BEGIN The records
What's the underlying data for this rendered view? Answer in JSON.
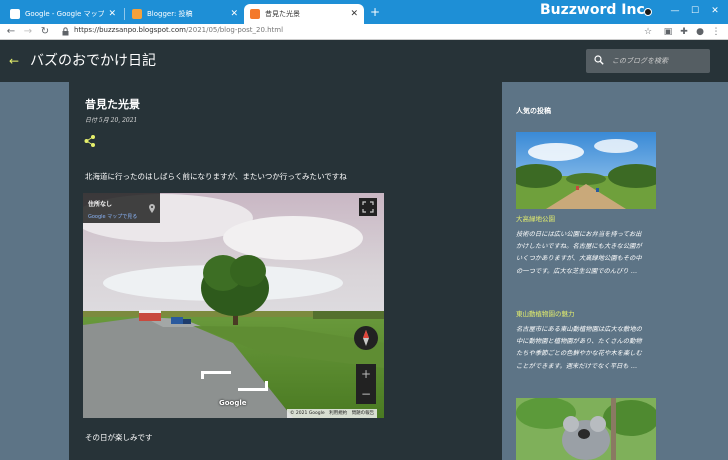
{
  "browser": {
    "tabs": [
      {
        "title": "Google - Google マップ",
        "active": false,
        "favicon_color": "#e8e8e8"
      },
      {
        "title": "Blogger: 投稿",
        "active": false,
        "favicon_color": "#f4a13b"
      },
      {
        "title": "昔見た光景",
        "active": true,
        "favicon_color": "#f4792a"
      }
    ],
    "new_tab": "+",
    "url_host": "https://buzzsanpo.blogspot.com",
    "url_path": "/2021/05/blog-post_20.html",
    "watermark": "Buzzword Inc.",
    "window_controls": {
      "minimize": "—",
      "maximize": "☐",
      "close": "✕"
    }
  },
  "blog": {
    "back": "←",
    "title": "バズのおでかけ日記",
    "search_placeholder": "このブログを検索"
  },
  "post": {
    "title": "昔見た光景",
    "date": "日付 5月 20, 2021",
    "text1": "北海道に行ったのはしばらく前になりますが、またいつか行ってみたいですね",
    "text2": "その日が楽しみです",
    "streetview": {
      "address": "住所なし",
      "maps_link": "Google マップで見る",
      "zoom_in": "+",
      "zoom_out": "−",
      "google_logo": "Google",
      "terms": "© 2021 Google　利用規約　問題の報告"
    }
  },
  "sidebar": {
    "heading": "人気の投稿",
    "posts": [
      {
        "title": "大高緑地公園",
        "snippet_lines": [
          "技術の日には広い公園にお弁当を持ってお出",
          "かけしたいですね。名古屋にも大きな公園が",
          "いくつかありますが、大高緑地公園もその中",
          "の一つです。広大な芝生公園でのんびり …"
        ]
      },
      {
        "title": "東山動植物園の魅力",
        "snippet_lines": [
          "名古屋市にある東山動植物園は広大な敷地の",
          "中に動物園と植物園があり、たくさんの動物",
          "たちや季節ごとの色鮮やかな花や木を楽しむ",
          "ことができます。週末だけでなく平日も …"
        ]
      }
    ]
  }
}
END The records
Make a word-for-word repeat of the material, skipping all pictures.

What's the underlying data for this rendered view? Answer in JSON.
{
  "browser": {
    "tabs": [
      {
        "title": "Google - Google マップ",
        "active": false,
        "favicon_color": "#e8e8e8"
      },
      {
        "title": "Blogger: 投稿",
        "active": false,
        "favicon_color": "#f4a13b"
      },
      {
        "title": "昔見た光景",
        "active": true,
        "favicon_color": "#f4792a"
      }
    ],
    "new_tab": "+",
    "url_host": "https://buzzsanpo.blogspot.com",
    "url_path": "/2021/05/blog-post_20.html",
    "watermark": "Buzzword Inc.",
    "window_controls": {
      "minimize": "—",
      "maximize": "☐",
      "close": "✕"
    }
  },
  "blog": {
    "back": "←",
    "title": "バズのおでかけ日記",
    "search_placeholder": "このブログを検索"
  },
  "post": {
    "title": "昔見た光景",
    "date": "日付 5月 20, 2021",
    "text1": "北海道に行ったのはしばらく前になりますが、またいつか行ってみたいですね",
    "text2": "その日が楽しみです",
    "streetview": {
      "address": "住所なし",
      "maps_link": "Google マップで見る",
      "zoom_in": "+",
      "zoom_out": "−",
      "google_logo": "Google",
      "terms": "© 2021 Google　利用規約　問題の報告"
    }
  },
  "sidebar": {
    "heading": "人気の投稿",
    "posts": [
      {
        "title": "大高緑地公園",
        "snippet_lines": [
          "技術の日には広い公園にお弁当を持ってお出",
          "かけしたいですね。名古屋にも大きな公園が",
          "いくつかありますが、大高緑地公園もその中",
          "の一つです。広大な芝生公園でのんびり …"
        ]
      },
      {
        "title": "東山動植物園の魅力",
        "snippet_lines": [
          "名古屋市にある東山動植物園は広大な敷地の",
          "中に動物園と植物園があり、たくさんの動物",
          "たちや季節ごとの色鮮やかな花や木を楽しむ",
          "ことができます。週末だけでなく平日も …"
        ]
      }
    ]
  }
}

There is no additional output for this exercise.